The struggle that Kichwa midwives are facing in their fight for their jobs has become a growing issue. Although there are laws against the disintegration of cultural rights, not all aspects are easy to protect. Heather Wurtz talks about this in her article; Contesting the Terms of Inclusion.
It has become increasingly hard for midwives to continue their work due to the lack of support the government has provided them. Even after the efforts the UN, instigating the Rights of Indigenous People, and the commitment the government promised to support them, the only funding that the midwives have received were from NGO’s. That funding has stopped and they have had to start charging for their services. There were in fact efforts to combine the midwives and the Ministry of Public Health officials, but the midwives could not continue the hours of the program because they needed to work to continue to earn money, appose to the biomedical providers who are supported by the government. The combining was supposedly to have biomedical practices and midwives indigenous knowledge combined equally to allow for stronger healthcare services. But often the midwives were undermined because a few reasons; illiteracy leading to the struggle to document patient forms, the time constraint on the meetings, and the language differences between them and the MoPH officials.

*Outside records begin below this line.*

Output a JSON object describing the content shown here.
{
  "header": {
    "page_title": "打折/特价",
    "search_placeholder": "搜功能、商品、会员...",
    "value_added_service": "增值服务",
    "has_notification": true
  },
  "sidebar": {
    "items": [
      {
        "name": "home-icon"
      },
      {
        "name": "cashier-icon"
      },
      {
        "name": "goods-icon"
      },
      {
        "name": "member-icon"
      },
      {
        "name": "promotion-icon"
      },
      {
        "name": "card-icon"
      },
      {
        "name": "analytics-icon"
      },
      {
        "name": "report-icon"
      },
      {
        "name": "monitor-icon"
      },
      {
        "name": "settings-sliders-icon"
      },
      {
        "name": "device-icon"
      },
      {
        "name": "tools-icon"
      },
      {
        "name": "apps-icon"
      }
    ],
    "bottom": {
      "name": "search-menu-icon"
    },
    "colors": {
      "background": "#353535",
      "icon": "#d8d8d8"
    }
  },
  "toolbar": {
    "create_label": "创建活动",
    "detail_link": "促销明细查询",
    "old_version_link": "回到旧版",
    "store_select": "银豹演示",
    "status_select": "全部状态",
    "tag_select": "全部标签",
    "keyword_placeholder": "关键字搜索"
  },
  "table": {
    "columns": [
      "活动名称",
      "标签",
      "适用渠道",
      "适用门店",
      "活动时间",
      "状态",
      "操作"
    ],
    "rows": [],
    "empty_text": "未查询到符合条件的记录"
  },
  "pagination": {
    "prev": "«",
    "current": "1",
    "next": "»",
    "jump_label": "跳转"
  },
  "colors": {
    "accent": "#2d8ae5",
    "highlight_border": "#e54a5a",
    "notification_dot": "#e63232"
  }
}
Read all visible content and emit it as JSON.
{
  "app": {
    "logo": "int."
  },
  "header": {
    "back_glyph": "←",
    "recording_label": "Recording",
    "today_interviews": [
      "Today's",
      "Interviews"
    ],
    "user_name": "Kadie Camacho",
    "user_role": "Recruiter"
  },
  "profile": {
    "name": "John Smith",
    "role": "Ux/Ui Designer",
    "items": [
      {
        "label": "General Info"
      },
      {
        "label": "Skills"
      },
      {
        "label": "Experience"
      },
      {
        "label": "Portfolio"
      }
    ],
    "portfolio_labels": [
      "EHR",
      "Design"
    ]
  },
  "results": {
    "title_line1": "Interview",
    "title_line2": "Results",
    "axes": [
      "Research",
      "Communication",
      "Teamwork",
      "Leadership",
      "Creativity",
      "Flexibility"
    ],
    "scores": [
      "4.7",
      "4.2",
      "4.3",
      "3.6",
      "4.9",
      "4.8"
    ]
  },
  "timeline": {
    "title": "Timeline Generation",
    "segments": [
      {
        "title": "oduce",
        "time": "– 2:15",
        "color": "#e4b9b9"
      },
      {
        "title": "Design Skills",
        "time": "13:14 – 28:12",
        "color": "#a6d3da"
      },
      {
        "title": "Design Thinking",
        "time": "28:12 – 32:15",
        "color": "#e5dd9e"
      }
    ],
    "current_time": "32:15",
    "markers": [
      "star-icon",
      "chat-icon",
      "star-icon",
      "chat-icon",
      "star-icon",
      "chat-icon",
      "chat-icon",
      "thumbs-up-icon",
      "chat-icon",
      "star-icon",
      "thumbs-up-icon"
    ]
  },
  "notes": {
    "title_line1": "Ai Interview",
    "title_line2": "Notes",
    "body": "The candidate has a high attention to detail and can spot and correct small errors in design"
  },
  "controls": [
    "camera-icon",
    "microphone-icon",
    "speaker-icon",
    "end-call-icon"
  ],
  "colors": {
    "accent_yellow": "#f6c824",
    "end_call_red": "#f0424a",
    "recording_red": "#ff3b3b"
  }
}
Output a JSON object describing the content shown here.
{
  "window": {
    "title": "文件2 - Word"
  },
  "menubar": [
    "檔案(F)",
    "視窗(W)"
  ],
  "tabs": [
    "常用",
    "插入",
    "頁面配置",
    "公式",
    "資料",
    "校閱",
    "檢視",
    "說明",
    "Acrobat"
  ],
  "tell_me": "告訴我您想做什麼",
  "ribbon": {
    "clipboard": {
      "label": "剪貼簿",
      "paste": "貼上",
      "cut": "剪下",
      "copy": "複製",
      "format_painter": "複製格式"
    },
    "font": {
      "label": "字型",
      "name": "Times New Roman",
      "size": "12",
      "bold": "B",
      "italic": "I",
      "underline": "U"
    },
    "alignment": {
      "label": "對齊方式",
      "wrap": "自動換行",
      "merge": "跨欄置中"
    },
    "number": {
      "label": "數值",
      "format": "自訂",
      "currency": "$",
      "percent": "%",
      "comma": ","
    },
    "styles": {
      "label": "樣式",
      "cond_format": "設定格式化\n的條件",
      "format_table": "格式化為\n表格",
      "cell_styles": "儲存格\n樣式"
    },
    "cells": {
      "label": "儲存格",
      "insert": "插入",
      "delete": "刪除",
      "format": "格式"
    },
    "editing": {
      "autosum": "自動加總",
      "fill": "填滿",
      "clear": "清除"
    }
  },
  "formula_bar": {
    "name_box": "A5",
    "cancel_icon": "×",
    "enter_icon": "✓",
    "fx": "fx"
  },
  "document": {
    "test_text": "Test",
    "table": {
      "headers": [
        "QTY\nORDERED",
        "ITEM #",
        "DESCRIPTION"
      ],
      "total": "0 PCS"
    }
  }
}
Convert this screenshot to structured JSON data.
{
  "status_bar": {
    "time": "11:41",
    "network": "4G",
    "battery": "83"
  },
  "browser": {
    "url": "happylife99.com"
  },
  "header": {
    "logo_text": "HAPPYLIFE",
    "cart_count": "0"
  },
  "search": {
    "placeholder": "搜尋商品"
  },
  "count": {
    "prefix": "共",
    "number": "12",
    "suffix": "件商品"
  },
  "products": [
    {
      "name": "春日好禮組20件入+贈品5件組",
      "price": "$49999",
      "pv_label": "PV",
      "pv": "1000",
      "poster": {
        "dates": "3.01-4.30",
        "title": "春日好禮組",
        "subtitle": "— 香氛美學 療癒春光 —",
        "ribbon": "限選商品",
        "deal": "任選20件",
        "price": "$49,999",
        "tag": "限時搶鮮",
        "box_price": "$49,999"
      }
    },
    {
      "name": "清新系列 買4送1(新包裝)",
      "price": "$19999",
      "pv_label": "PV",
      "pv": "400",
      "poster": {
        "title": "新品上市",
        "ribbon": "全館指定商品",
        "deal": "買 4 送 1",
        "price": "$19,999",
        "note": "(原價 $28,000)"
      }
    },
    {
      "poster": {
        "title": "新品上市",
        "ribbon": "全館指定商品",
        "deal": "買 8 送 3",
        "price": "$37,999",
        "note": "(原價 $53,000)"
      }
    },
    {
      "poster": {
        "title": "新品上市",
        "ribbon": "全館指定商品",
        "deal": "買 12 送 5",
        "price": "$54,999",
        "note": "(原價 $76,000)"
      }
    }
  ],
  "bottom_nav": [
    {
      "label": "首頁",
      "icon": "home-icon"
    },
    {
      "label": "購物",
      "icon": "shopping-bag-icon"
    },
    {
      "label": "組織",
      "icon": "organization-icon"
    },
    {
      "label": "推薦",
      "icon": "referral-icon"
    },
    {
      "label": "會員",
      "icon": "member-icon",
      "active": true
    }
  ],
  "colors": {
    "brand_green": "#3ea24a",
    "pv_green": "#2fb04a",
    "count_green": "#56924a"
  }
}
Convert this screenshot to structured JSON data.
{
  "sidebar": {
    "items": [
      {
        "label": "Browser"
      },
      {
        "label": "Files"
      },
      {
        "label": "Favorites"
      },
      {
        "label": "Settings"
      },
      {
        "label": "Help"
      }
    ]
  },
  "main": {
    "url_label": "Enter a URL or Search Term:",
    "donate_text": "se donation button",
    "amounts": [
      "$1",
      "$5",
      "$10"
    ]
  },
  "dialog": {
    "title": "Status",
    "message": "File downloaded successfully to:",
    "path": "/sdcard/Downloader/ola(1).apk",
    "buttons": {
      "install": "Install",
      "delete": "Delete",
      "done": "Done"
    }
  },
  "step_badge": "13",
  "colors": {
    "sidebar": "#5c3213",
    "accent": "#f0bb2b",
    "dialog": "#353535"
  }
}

With no pay, no external funding, and no official certification the midwives practice has become restricted and made very difficult. However, the importance of their role is vital to continuing this aspect of their culture. The midwives, although they wish to continue the indigenous knowledge they carry, are weary of passing it onto biomedical providers and would prefer to teach the younger members of their culture, though it seems to be a slimming chance. The loss of any part of a culture is significant not only to that culture, but to our humanity. Studying these cultures is not enough, if we do nothing to protect their ways.